At that time: Jesus walked by the Sea of Galilee, went up on the mountain, and sat down there. Great crowds came to him, having with them the lame, the blind, the deformed, the mute, and many others. They placed them at his feet, and he cured them. The crowds were amazed when they saw the mute speaking, the deformed made whole, the lame walking, and the blind able to see, and they glorified the God of Israel. Jesus summoned his disciples and said, “My heart is moved with pity for the crowd, for they have been with me now for three days and have nothing to eat. I do not want to send them away hungry, for fear they may collapse on the way.” The disciples said to him, “Where could we ever get enough bread in this deserted place to satisfy such a crowd?” Jesus said to them, “How many loaves do you have?” “Seven”, they replied, “and a few fish.” He ordered the crowd to sit down on the ground. Then he took the seven loaves and the fish, gave thanks, broke the loaves, and gave them to the disciples, who in turn gave them to the crowds. They all ate and were satisfied. They picked up the fragments left over–seven baskets full. (Matthew 15:29-37)

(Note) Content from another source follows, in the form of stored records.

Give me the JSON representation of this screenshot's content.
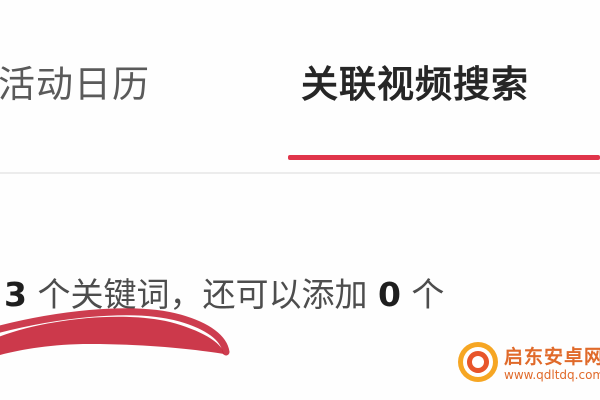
{
  "tabs": [
    {
      "label": "活动日历",
      "active": false
    },
    {
      "label": "关联视频搜索",
      "active": true
    }
  ],
  "keywords": {
    "count": "3",
    "text_middle": " 个关键词，还可以添加 ",
    "remaining": "0",
    "text_tail": " 个"
  },
  "watermark": {
    "name": "启东安卓网",
    "url": "www.qdltdq.com"
  },
  "colors": {
    "accent": "#e0354a",
    "annotation": "#c8283c",
    "watermark": "#e06a2a"
  }
}
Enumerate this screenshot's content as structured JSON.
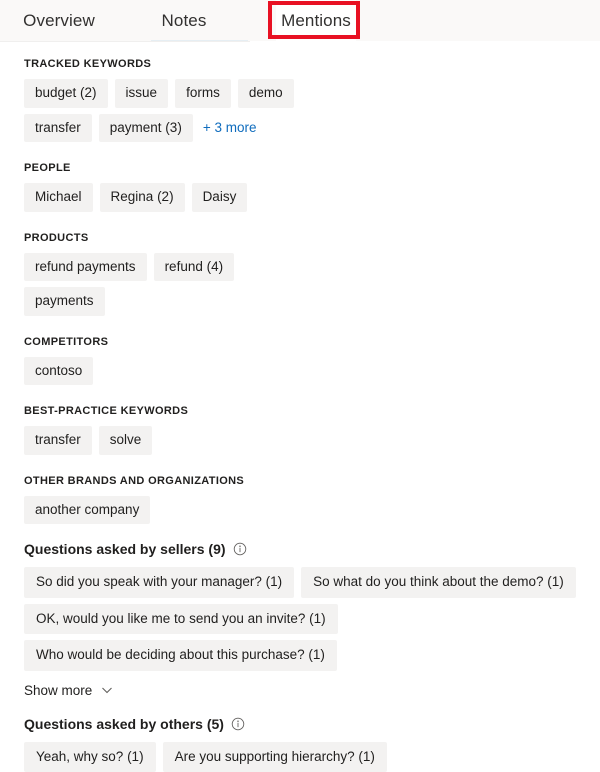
{
  "tabs": [
    {
      "label": "Overview",
      "selected": false
    },
    {
      "label": "Notes",
      "selected": true
    },
    {
      "label": "Mentions",
      "selected": false
    }
  ],
  "annotation": {
    "target": "Mentions",
    "color": "#e81123"
  },
  "colors": {
    "chip_background": "#f3f2f1",
    "link": "#0f6cbd",
    "text": "#201f1e",
    "tabbar_background": "#faf9f8",
    "annotation_red": "#e81123"
  },
  "sections": [
    {
      "title": "TRACKED KEYWORDS",
      "chips": [
        "budget (2)",
        "issue",
        "forms",
        "demo",
        "transfer",
        "payment (3)"
      ],
      "more_link": "+ 3 more"
    },
    {
      "title": "PEOPLE",
      "chips": [
        "Michael",
        "Regina (2)",
        "Daisy"
      ],
      "more_link": null
    },
    {
      "title": "PRODUCTS",
      "chips": [
        "refund payments",
        "refund (4)",
        "payments"
      ],
      "more_link": null
    },
    {
      "title": "COMPETITORS",
      "chips": [
        "contoso"
      ],
      "more_link": null
    },
    {
      "title": "BEST-PRACTICE KEYWORDS",
      "chips": [
        "transfer",
        "solve"
      ],
      "more_link": null
    },
    {
      "title": "OTHER BRANDS AND ORGANIZATIONS",
      "chips": [
        "another company"
      ],
      "more_link": null
    }
  ],
  "questions_sellers": {
    "title": "Questions asked by sellers (9)",
    "info_icon": "info-icon",
    "chips": [
      "So did you speak with your manager? (1)",
      "So what do you think about the demo? (1)",
      "OK, would you like me to send you an invite? (1)",
      "Who would be deciding about this purchase? (1)"
    ],
    "show_more_label": "Show more",
    "chevron_icon": "chevron-down-icon"
  },
  "questions_others": {
    "title": "Questions asked by others (5)",
    "info_icon": "info-icon",
    "chips": [
      "Yeah, why so? (1)",
      "Are you supporting hierarchy? (1)"
    ]
  }
}
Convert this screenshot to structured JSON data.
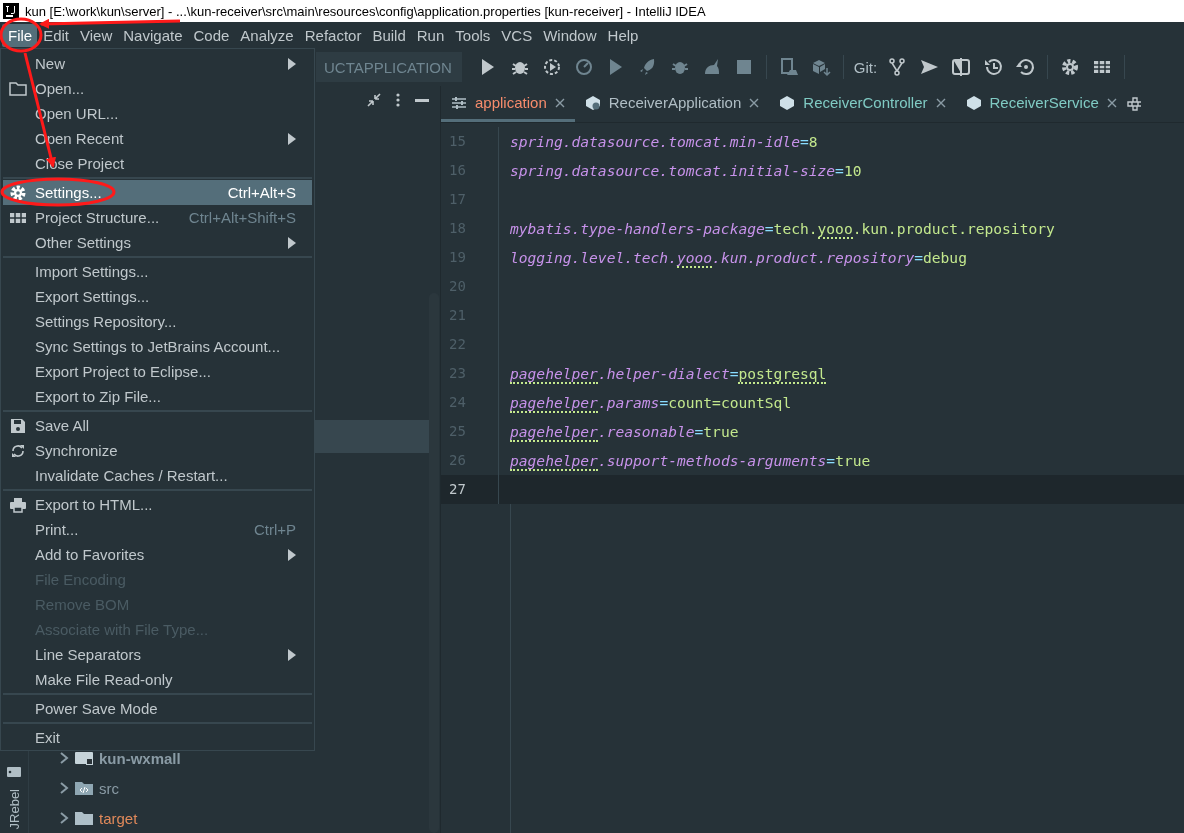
{
  "window": {
    "title": "kun [E:\\work\\kun\\server] - ...\\kun-receiver\\src\\main\\resources\\config\\application.properties [kun-receiver] - IntelliJ IDEA"
  },
  "menubar": [
    {
      "label": "File",
      "selected": true
    },
    {
      "label": "Edit",
      "selected": false
    },
    {
      "label": "View",
      "selected": false
    },
    {
      "label": "Navigate",
      "selected": false
    },
    {
      "label": "Code",
      "selected": false
    },
    {
      "label": "Analyze",
      "selected": false
    },
    {
      "label": "Refactor",
      "selected": false
    },
    {
      "label": "Build",
      "selected": false
    },
    {
      "label": "Run",
      "selected": false
    },
    {
      "label": "Tools",
      "selected": false
    },
    {
      "label": "VCS",
      "selected": false
    },
    {
      "label": "Window",
      "selected": false
    },
    {
      "label": "Help",
      "selected": false
    }
  ],
  "toolbar": {
    "run_config": "UCTAPPLICATION",
    "git_label": "Git:"
  },
  "file_menu": [
    {
      "kind": "item",
      "label": "New",
      "submenu": true,
      "disabled": false,
      "selected": false
    },
    {
      "kind": "item",
      "label": "Open...",
      "submenu": false,
      "disabled": false,
      "selected": false
    },
    {
      "kind": "item",
      "label": "Open URL...",
      "submenu": false,
      "disabled": false,
      "selected": false
    },
    {
      "kind": "item",
      "label": "Open Recent",
      "submenu": true,
      "disabled": false,
      "selected": false
    },
    {
      "kind": "item",
      "label": "Close Project",
      "submenu": false,
      "disabled": false,
      "selected": false
    },
    {
      "kind": "separator"
    },
    {
      "kind": "item",
      "label": "Settings...",
      "shortcut": "Ctrl+Alt+S",
      "submenu": false,
      "disabled": false,
      "selected": true
    },
    {
      "kind": "item",
      "label": "Project Structure...",
      "shortcut": "Ctrl+Alt+Shift+S",
      "submenu": false,
      "disabled": false,
      "selected": false
    },
    {
      "kind": "item",
      "label": "Other Settings",
      "submenu": true,
      "disabled": false,
      "selected": false
    },
    {
      "kind": "separator"
    },
    {
      "kind": "item",
      "label": "Import Settings...",
      "submenu": false,
      "disabled": false,
      "selected": false
    },
    {
      "kind": "item",
      "label": "Export Settings...",
      "submenu": false,
      "disabled": false,
      "selected": false
    },
    {
      "kind": "item",
      "label": "Settings Repository...",
      "submenu": false,
      "disabled": false,
      "selected": false
    },
    {
      "kind": "item",
      "label": "Sync Settings to JetBrains Account...",
      "submenu": false,
      "disabled": false,
      "selected": false
    },
    {
      "kind": "item",
      "label": "Export Project to Eclipse...",
      "submenu": false,
      "disabled": false,
      "selected": false
    },
    {
      "kind": "item",
      "label": "Export to Zip File...",
      "submenu": false,
      "disabled": false,
      "selected": false
    },
    {
      "kind": "separator"
    },
    {
      "kind": "item",
      "label": "Save All",
      "submenu": false,
      "disabled": false,
      "selected": false
    },
    {
      "kind": "item",
      "label": "Synchronize",
      "submenu": false,
      "disabled": false,
      "selected": false
    },
    {
      "kind": "item",
      "label": "Invalidate Caches / Restart...",
      "submenu": false,
      "disabled": false,
      "selected": false
    },
    {
      "kind": "separator"
    },
    {
      "kind": "item",
      "label": "Export to HTML...",
      "submenu": false,
      "disabled": false,
      "selected": false
    },
    {
      "kind": "item",
      "label": "Print...",
      "shortcut": "Ctrl+P",
      "submenu": false,
      "disabled": false,
      "selected": false
    },
    {
      "kind": "item",
      "label": "Add to Favorites",
      "submenu": true,
      "disabled": false,
      "selected": false
    },
    {
      "kind": "item",
      "label": "File Encoding",
      "submenu": false,
      "disabled": true,
      "selected": false
    },
    {
      "kind": "item",
      "label": "Remove BOM",
      "submenu": false,
      "disabled": true,
      "selected": false
    },
    {
      "kind": "item",
      "label": "Associate with File Type...",
      "submenu": false,
      "disabled": true,
      "selected": false
    },
    {
      "kind": "item",
      "label": "Line Separators",
      "submenu": true,
      "disabled": false,
      "selected": false
    },
    {
      "kind": "item",
      "label": "Make File Read-only",
      "submenu": false,
      "disabled": false,
      "selected": false
    },
    {
      "kind": "separator"
    },
    {
      "kind": "item",
      "label": "Power Save Mode",
      "submenu": false,
      "disabled": false,
      "selected": false
    },
    {
      "kind": "separator"
    },
    {
      "kind": "item",
      "label": "Exit",
      "submenu": false,
      "disabled": false,
      "selected": false
    }
  ],
  "project_tree": [
    {
      "label": "kun-wxmall",
      "kind": "module"
    },
    {
      "label": "src",
      "kind": "source"
    },
    {
      "label": "target",
      "kind": "excluded"
    }
  ],
  "side_strip": {
    "label": "JRebel"
  },
  "tabs": [
    {
      "label": "application",
      "selected": true,
      "color": "#f78c6c"
    },
    {
      "label": "ReceiverApplication",
      "selected": false,
      "color": "#b0bec5"
    },
    {
      "label": "ReceiverController",
      "selected": false,
      "color": "#80cbc4"
    },
    {
      "label": "ReceiverService",
      "selected": false,
      "color": "#80cbc4"
    }
  ],
  "editor": {
    "lines": [
      {
        "number": "15",
        "current": false,
        "tokens": [
          {
            "text": "spring.datasource.tomcat.min-idle",
            "kind": "key",
            "typo": false
          },
          {
            "text": "=",
            "kind": "op",
            "typo": false
          },
          {
            "text": "8",
            "kind": "value",
            "typo": false
          }
        ]
      },
      {
        "number": "16",
        "current": false,
        "tokens": [
          {
            "text": "spring.datasource.tomcat.initial-size",
            "kind": "key",
            "typo": false
          },
          {
            "text": "=",
            "kind": "op",
            "typo": false
          },
          {
            "text": "10",
            "kind": "value",
            "typo": false
          }
        ]
      },
      {
        "number": "17",
        "current": false
      },
      {
        "number": "18",
        "current": false,
        "tokens": [
          {
            "text": "mybatis.type-handlers-package",
            "kind": "key",
            "typo": false
          },
          {
            "text": "=",
            "kind": "op",
            "typo": false
          },
          {
            "text": "tech.",
            "kind": "value",
            "typo": false
          },
          {
            "text": "yooo",
            "kind": "value",
            "typo": true
          },
          {
            "text": ".kun.product.repository",
            "kind": "value",
            "typo": false
          }
        ]
      },
      {
        "number": "19",
        "current": false,
        "tokens": [
          {
            "text": "logging.level.tech.",
            "kind": "key",
            "typo": false
          },
          {
            "text": "yooo",
            "kind": "key",
            "typo": true
          },
          {
            "text": ".kun.product.repository",
            "kind": "key",
            "typo": false
          },
          {
            "text": "=",
            "kind": "op",
            "typo": false
          },
          {
            "text": "debug",
            "kind": "value",
            "typo": false
          }
        ]
      },
      {
        "number": "20",
        "current": false
      },
      {
        "number": "21",
        "current": false
      },
      {
        "number": "22",
        "current": false
      },
      {
        "number": "23",
        "current": false,
        "tokens": [
          {
            "text": "pagehelper",
            "kind": "key",
            "typo": true
          },
          {
            "text": ".helper-dialect",
            "kind": "key",
            "typo": false
          },
          {
            "text": "=",
            "kind": "op",
            "typo": false
          },
          {
            "text": "postgresql",
            "kind": "value",
            "typo": true
          }
        ]
      },
      {
        "number": "24",
        "current": false,
        "tokens": [
          {
            "text": "pagehelper",
            "kind": "key",
            "typo": true
          },
          {
            "text": ".params",
            "kind": "key",
            "typo": false
          },
          {
            "text": "=",
            "kind": "op",
            "typo": false
          },
          {
            "text": "count=countSql",
            "kind": "value",
            "typo": false
          }
        ]
      },
      {
        "number": "25",
        "current": false,
        "tokens": [
          {
            "text": "pagehelper",
            "kind": "key",
            "typo": true
          },
          {
            "text": ".reasonable",
            "kind": "key",
            "typo": false
          },
          {
            "text": "=",
            "kind": "op",
            "typo": false
          },
          {
            "text": "true",
            "kind": "value",
            "typo": false
          }
        ]
      },
      {
        "number": "26",
        "current": false,
        "tokens": [
          {
            "text": "pagehelper",
            "kind": "key",
            "typo": true
          },
          {
            "text": ".support-methods-arguments",
            "kind": "key",
            "typo": false
          },
          {
            "text": "=",
            "kind": "op",
            "typo": false
          },
          {
            "text": "true",
            "kind": "value",
            "typo": false
          }
        ]
      },
      {
        "number": "27",
        "current": true
      }
    ]
  }
}
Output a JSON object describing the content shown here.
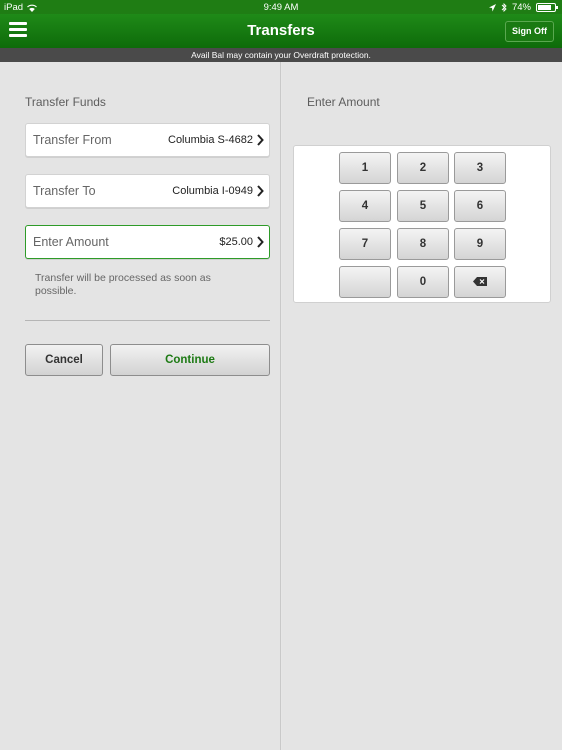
{
  "status_bar": {
    "device": "iPad",
    "time": "9:49 AM",
    "battery": "74%"
  },
  "nav": {
    "title": "Transfers",
    "sign_off_label": "Sign Off"
  },
  "info_banner": "Avail Bal may contain your Overdraft protection.",
  "transfer": {
    "title": "Transfer Funds",
    "from_label": "Transfer From",
    "from_value": "Columbia S-4682",
    "to_label": "Transfer To",
    "to_value": "Columbia I-0949",
    "amount_label": "Enter Amount",
    "amount_value": "$25.00",
    "note": "Transfer will be processed as soon as possible.",
    "cancel_label": "Cancel",
    "continue_label": "Continue"
  },
  "keypad": {
    "title": "Enter Amount",
    "keys": [
      "1",
      "2",
      "3",
      "4",
      "5",
      "6",
      "7",
      "8",
      "9",
      "",
      "0",
      "backspace"
    ]
  },
  "colors": {
    "brand_green": "#1f7d14",
    "accent_text_green": "#1d7a14"
  },
  "icons": {
    "menu": "hamburger-menu-icon",
    "chevron": "chevron-right-icon",
    "backspace": "backspace-icon",
    "wifi": "wifi-icon",
    "location": "location-arrow-icon",
    "bluetooth": "bluetooth-icon",
    "battery": "battery-icon"
  }
}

Jesus’ miracles demonstrated the power of God and the magnitude of his mercy. When the disciples were confronted by Jesus with the task of feeding four thousand people many miles away from any source of food, they exclaimed: Where in this remote place can anyone get enough bread to feed them?
Like the miraculous provision of manna in the wilderness, Jesus, himself provides bread in abundance for the hungry crowd who came out into the desert to seek him. The gospel records that all were satisfied, and they took up what was left over.
In the multiplication of the loaves and fishes we see a sign and a symbol of what God always does. God knows our needs and he cares. When God gives, he gives in abundance.
If there is hunger and suffering and death in the world, it is not the work of God. It is our failure to work for the good of all.
Christmas is a time of giving. We could ask ourselves: To whom are we giving? With whom are we sharing what we have or can afford to buy? Perhaps we could widen the circle this Christmas with gifts that mean life or death for the receivers. Beneficiaries who will never know who their benefactors are and who will not be able to give anything back. Did Jesus not say something about giving so quietly that the left hand will not know what the right hand is doing.
Prayer of The Day
Lord, you alone can satisfy the longing and hunger in our hearts. May I thirst for your kingdom and find joy in your presence. Give me the true bread of heaven and nourish me with your life-giving word.”
In Philippians 2:5, Saint Paul urges us to have the same feelings as Christ. Christ searches man out in his necessity and manages to be there for us to find. How good he is to us; and how important we are to him! Our hearts should always swell with gratitude and admiration and a sincere wish to be His reflection to the world.